> _Dataset rows describing interfaces_:

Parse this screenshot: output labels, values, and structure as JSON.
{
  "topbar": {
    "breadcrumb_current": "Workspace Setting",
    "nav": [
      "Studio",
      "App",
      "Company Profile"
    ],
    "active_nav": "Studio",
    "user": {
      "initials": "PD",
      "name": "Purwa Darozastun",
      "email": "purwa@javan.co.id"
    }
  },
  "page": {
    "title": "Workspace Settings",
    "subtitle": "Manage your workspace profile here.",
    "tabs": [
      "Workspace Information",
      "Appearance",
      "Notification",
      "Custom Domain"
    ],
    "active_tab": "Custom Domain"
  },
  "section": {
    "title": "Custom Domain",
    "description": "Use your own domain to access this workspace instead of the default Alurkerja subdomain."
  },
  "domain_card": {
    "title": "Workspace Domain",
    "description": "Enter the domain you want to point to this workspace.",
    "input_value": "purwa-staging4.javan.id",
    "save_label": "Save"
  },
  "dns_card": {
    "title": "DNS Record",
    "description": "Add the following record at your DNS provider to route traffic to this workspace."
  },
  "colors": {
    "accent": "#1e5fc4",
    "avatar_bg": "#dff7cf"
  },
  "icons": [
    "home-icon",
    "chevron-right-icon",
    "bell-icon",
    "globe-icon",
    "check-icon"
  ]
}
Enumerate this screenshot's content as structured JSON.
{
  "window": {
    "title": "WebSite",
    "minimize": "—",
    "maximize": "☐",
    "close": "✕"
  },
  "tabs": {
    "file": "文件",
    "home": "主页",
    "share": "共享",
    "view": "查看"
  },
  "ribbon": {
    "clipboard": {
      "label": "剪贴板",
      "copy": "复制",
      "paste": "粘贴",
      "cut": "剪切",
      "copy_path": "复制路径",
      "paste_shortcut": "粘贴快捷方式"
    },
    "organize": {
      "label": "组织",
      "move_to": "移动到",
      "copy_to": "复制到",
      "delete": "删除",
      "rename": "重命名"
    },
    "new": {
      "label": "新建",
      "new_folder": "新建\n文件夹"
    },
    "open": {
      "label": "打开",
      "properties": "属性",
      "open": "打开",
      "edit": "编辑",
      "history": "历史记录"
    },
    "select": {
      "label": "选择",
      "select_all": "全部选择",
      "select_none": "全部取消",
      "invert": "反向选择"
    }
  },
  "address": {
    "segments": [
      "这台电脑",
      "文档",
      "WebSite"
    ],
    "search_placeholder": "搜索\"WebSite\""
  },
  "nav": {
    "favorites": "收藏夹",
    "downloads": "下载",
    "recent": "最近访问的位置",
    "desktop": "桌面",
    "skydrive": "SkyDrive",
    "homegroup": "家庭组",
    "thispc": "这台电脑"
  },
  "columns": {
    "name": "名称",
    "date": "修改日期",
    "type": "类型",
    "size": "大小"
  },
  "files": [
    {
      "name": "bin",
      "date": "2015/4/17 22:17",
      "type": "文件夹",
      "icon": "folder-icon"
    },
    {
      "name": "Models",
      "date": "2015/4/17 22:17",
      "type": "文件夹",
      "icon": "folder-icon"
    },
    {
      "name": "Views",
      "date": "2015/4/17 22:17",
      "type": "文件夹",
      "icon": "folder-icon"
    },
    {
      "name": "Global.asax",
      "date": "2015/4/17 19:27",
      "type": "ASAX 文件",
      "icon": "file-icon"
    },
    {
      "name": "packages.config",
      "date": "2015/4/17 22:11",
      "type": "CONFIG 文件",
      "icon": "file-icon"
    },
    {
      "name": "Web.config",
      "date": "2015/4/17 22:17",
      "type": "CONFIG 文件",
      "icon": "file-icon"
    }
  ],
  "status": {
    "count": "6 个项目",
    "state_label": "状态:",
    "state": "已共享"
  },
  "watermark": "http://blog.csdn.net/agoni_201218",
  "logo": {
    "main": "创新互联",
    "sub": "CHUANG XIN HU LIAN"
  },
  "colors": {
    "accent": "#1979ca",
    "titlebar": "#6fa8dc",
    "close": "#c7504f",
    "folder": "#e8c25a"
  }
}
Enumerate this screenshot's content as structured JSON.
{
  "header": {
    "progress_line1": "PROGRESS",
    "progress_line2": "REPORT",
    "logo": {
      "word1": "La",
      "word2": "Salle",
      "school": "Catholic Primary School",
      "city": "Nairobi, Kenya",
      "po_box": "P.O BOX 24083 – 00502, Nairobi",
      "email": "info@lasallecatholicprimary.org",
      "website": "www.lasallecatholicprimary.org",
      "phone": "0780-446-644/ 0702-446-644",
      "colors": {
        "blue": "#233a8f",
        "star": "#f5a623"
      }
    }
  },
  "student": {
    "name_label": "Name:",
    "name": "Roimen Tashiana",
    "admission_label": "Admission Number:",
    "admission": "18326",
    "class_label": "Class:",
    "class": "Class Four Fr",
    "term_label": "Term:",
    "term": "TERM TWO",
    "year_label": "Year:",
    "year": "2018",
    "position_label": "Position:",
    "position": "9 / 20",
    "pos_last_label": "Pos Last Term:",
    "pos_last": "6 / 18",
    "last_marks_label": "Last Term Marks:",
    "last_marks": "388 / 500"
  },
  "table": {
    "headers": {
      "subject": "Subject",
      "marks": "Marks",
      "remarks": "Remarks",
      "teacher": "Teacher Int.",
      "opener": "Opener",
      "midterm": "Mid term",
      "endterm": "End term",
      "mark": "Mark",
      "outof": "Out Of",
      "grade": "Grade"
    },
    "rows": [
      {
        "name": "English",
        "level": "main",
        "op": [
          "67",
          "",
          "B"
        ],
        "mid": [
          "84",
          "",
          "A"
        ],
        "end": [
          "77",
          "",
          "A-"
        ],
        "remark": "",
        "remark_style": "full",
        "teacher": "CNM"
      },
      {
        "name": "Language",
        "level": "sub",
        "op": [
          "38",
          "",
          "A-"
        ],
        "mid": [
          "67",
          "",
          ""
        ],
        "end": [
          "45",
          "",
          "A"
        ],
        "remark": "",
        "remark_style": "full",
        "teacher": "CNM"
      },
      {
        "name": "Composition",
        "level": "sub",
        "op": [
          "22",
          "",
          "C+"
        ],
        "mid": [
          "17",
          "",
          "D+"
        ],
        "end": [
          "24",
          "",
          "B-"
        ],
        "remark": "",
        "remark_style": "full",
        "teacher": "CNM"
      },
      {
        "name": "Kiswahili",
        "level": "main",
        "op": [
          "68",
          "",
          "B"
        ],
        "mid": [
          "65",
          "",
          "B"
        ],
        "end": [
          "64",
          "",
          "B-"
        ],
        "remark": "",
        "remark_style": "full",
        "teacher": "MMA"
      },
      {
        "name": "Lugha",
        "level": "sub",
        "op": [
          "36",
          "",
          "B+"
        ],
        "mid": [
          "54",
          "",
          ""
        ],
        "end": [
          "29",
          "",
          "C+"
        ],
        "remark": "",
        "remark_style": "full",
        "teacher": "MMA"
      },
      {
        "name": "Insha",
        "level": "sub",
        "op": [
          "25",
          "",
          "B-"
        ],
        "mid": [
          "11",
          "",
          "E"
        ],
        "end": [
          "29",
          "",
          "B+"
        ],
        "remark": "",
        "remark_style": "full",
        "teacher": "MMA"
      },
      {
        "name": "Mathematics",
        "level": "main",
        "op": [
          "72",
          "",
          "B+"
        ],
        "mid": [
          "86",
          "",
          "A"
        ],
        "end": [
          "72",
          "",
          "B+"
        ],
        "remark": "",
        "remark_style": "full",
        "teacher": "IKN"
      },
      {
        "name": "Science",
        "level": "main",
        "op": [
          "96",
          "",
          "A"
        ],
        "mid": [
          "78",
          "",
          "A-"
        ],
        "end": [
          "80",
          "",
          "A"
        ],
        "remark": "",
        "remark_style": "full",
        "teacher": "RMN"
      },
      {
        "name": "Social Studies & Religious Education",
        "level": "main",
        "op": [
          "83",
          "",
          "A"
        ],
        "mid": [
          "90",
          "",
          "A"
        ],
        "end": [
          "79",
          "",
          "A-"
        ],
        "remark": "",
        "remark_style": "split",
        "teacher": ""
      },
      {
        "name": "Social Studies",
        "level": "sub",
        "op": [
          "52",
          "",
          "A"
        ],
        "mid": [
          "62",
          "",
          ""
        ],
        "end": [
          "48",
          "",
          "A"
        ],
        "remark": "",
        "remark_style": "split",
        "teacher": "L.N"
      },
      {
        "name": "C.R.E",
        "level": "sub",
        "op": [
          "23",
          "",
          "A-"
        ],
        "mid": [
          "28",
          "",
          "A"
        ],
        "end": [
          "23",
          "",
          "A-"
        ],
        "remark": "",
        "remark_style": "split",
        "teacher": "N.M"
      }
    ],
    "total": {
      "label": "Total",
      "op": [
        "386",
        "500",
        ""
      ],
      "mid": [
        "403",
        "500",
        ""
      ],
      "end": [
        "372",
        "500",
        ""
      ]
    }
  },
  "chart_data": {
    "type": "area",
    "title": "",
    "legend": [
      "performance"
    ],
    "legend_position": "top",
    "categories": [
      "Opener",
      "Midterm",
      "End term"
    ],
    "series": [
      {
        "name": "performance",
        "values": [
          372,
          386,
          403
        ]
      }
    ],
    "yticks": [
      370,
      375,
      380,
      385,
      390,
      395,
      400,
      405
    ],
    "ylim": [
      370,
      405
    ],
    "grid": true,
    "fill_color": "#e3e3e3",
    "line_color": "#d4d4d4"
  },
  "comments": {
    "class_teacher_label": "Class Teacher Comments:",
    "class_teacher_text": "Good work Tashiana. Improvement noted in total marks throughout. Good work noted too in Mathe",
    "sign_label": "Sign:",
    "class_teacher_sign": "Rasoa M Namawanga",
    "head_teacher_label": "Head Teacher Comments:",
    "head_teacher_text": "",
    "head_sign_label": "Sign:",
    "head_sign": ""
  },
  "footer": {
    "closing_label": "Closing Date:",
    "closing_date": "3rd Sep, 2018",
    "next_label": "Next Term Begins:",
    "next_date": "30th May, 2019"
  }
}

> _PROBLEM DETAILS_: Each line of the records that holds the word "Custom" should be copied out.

> _TASK OUTPUT_:
      "Custom Domain"
    "active_tab": "Custom Domain"
    "title": "Custom Domain",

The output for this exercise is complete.